• [TASK REQUIREMENTS]:
Set each line of the records down again exactly, please.

[[ DATA TO USE, beginning ]]

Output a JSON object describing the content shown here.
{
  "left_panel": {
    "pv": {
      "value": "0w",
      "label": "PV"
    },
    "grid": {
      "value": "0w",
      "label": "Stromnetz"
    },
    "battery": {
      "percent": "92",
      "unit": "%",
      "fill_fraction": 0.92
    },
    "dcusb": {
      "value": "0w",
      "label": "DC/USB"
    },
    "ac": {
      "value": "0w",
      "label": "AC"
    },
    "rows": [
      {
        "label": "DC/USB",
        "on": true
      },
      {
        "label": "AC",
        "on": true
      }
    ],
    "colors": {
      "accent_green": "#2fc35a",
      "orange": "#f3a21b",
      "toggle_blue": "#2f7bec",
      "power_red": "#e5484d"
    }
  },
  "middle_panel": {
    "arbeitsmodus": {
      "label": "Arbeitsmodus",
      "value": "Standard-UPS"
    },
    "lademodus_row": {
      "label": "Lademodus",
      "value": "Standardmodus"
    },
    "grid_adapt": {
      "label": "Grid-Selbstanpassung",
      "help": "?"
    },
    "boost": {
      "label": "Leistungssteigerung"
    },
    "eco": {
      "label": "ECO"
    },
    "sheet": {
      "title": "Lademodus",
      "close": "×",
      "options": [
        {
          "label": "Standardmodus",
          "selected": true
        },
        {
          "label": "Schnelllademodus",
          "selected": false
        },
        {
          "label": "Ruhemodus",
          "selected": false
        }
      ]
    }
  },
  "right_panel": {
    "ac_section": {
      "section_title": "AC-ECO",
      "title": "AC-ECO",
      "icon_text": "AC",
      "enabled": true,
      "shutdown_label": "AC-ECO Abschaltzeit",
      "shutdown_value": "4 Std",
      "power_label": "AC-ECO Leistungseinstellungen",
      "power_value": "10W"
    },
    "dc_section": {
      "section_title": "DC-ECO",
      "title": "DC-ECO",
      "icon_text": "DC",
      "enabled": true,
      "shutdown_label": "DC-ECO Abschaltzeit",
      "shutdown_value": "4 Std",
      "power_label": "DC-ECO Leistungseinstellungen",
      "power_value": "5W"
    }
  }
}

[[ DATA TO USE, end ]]

• [RESULT]:
Output a JSON object describing the content shown here.
{
  "left_panel": {
    "pv": {
      "value": "0w",
      "label": "PV"
    },
    "grid": {
      "value": "0w",
      "label": "Stromnetz"
    },
    "battery": {
      "percent": "92",
      "unit": "%",
      "fill_fraction": 0.92
    },
    "dcusb": {
      "value": "0w",
      "label": "DC/USB"
    },
    "ac": {
      "value": "0w",
      "label": "AC"
    },
    "rows": [
      {
        "label": "DC/USB",
        "on": true
      },
      {
        "label": "AC",
        "on": true
      }
    ],
    "colors": {
      "accent_green": "#2fc35a",
      "orange": "#f3a21b",
      "toggle_blue": "#2f7bec",
      "power_red": "#e5484d"
    }
  },
  "middle_panel": {
    "arbeitsmodus": {
      "label": "Arbeitsmodus",
      "value": "Standard-UPS"
    },
    "lademodus_row": {
      "label": "Lademodus",
      "value": "Standardmodus"
    },
    "grid_adapt": {
      "label": "Grid-Selbstanpassung",
      "help": "?"
    },
    "boost": {
      "label": "Leistungssteigerung"
    },
    "eco": {
      "label": "ECO"
    },
    "sheet": {
      "title": "Lademodus",
      "close": "×",
      "options": [
        {
          "label": "Standardmodus",
          "selected": true
        },
        {
          "label": "Schnelllademodus",
          "selected": false
        },
        {
          "label": "Ruhemodus",
          "selected": false
        }
      ]
    }
  },
  "right_panel": {
    "ac_section": {
      "section_title": "AC-ECO",
      "title": "AC-ECO",
      "icon_text": "AC",
      "enabled": true,
      "shutdown_label": "AC-ECO Abschaltzeit",
      "shutdown_value": "4 Std",
      "power_label": "AC-ECO Leistungseinstellungen",
      "power_value": "10W"
    },
    "dc_section": {
      "section_title": "DC-ECO",
      "title": "DC-ECO",
      "icon_text": "DC",
      "enabled": true,
      "shutdown_label": "DC-ECO Abschaltzeit",
      "shutdown_value": "4 Std",
      "power_label": "DC-ECO Leistungseinstellungen",
      "power_value": "5W"
    }
  }
}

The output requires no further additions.